Source data -
• • • • • • •

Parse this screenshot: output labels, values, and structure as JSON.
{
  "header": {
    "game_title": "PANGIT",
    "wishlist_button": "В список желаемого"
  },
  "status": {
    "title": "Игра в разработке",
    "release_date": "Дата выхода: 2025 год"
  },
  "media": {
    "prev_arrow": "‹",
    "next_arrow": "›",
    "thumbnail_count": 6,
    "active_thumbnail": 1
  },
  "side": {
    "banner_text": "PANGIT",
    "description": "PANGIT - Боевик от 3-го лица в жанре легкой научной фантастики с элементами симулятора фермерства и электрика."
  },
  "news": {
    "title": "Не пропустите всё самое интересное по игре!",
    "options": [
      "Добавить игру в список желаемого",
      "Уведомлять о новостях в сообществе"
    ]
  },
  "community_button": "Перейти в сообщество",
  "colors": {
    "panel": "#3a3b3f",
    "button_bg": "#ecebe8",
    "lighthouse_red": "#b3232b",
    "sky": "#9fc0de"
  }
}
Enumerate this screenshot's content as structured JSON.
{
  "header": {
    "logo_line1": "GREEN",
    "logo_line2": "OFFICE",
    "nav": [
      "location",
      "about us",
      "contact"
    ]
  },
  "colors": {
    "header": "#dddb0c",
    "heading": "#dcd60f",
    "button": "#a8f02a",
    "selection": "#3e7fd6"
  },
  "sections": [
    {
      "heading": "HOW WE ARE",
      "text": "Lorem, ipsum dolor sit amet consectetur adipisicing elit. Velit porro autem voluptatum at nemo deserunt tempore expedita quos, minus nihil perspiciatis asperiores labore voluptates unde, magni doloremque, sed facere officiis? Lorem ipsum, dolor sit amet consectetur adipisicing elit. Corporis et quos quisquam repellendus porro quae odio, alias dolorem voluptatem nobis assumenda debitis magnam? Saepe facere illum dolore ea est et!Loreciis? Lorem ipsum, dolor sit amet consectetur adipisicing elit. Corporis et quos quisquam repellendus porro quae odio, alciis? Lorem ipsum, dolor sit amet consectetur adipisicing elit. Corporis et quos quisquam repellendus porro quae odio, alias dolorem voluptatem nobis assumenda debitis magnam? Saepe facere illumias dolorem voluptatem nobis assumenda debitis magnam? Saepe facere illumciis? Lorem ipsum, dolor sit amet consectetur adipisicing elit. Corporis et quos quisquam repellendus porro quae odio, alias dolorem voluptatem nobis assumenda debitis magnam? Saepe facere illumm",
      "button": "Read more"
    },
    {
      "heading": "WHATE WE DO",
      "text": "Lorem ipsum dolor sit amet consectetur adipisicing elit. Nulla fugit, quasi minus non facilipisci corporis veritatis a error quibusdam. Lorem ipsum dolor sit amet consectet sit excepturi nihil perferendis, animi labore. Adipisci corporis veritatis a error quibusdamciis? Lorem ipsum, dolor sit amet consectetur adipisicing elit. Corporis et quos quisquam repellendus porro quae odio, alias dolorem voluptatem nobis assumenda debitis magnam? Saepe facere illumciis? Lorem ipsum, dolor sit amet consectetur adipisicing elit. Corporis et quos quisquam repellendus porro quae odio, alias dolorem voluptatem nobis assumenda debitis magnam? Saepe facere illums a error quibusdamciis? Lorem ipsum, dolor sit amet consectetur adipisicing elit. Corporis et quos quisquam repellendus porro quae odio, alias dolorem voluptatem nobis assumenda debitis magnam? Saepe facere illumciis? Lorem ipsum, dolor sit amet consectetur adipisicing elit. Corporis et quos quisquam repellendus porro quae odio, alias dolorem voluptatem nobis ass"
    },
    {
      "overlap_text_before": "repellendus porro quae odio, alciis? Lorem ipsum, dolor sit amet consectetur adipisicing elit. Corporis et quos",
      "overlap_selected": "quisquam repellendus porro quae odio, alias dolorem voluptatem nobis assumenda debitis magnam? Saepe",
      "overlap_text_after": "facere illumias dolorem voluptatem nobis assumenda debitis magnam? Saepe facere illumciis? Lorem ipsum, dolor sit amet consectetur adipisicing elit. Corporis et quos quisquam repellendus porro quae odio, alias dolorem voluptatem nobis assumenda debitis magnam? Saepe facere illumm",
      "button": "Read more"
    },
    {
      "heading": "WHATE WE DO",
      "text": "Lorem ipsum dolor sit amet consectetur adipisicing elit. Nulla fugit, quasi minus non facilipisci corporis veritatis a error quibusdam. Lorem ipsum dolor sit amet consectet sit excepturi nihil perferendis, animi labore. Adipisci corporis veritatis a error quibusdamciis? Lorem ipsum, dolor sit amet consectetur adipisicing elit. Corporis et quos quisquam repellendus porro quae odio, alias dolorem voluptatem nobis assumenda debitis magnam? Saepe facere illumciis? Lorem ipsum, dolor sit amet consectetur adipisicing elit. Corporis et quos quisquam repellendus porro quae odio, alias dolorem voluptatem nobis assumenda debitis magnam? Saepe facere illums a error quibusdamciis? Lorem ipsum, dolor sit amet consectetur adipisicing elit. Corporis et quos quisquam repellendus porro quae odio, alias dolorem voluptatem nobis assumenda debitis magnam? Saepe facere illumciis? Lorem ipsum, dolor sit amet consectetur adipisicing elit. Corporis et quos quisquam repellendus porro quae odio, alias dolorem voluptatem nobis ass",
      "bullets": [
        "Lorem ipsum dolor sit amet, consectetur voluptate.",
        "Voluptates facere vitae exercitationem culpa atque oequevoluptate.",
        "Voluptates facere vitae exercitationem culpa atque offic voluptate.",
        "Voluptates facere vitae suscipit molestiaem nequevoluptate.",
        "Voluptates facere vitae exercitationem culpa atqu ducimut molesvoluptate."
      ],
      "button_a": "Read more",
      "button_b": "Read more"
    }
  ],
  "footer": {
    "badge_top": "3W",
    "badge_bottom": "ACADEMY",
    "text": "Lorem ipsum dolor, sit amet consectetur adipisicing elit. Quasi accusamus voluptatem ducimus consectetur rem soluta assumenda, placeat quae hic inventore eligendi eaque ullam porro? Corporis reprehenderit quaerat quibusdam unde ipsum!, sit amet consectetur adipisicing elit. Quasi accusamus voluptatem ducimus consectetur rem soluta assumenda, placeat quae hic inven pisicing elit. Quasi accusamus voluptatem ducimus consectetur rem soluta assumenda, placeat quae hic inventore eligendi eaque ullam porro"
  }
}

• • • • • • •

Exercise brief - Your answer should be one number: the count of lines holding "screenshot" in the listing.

Exercise solution - 2